For more language exchange sites see, ‘The 10 Best Language Exchange Sites’.
Also, get your writings corrected by native speakers at lang-8.com.
You can return them the favour by correcting their writings in your native language.
Communities like Reddit.com/r/learn_arabic are great places to hang out with other active learners.
It is also important to listen to Arabic lectures and programmes. Have you noticed that when you learn a new word in a new language you tend to forget it a few times before you can remember it? But if you hear a new word in a language you know well, you remember it just after hearing it once. This is because of the connections in your brain. It is used to the language. To hardwire Arabic into your brain likewise you need to get plenty of listening time.
So this is the simple and straightforward outline I have for learning Quranic Arabic. To recap:
Focus on relevant words using frequency lists. Use techniques like spaced repetition.

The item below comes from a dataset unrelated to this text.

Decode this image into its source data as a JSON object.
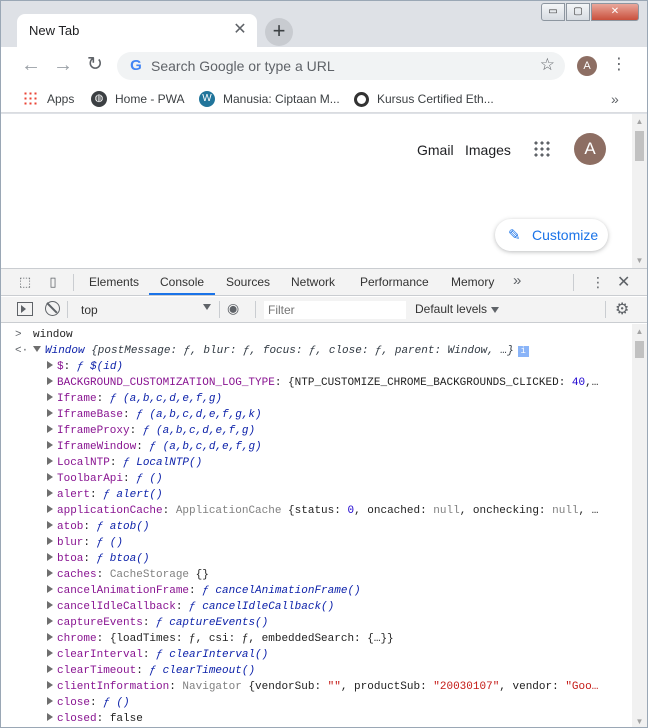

Follow at textbook – ‘Al Arabiyyah Bayna Yadayk’. Find a teacher offline or online.
Practice, practice and more practice. Use websites to find someone to practice with if you can’t find them locally. Hang our it relevant communities. Get help.
If you stick to the plan with dedication where you are following a regular schedule. And if you make sure you are practising, you will be surprised how fast you can make progress with Arabic. You will be understanding the Quran in Arabic in no time, insha Allah.
If you ever need any help with planning your program, or there is something you can’t get your head around, just reach out to me. I will be glad to help if I can.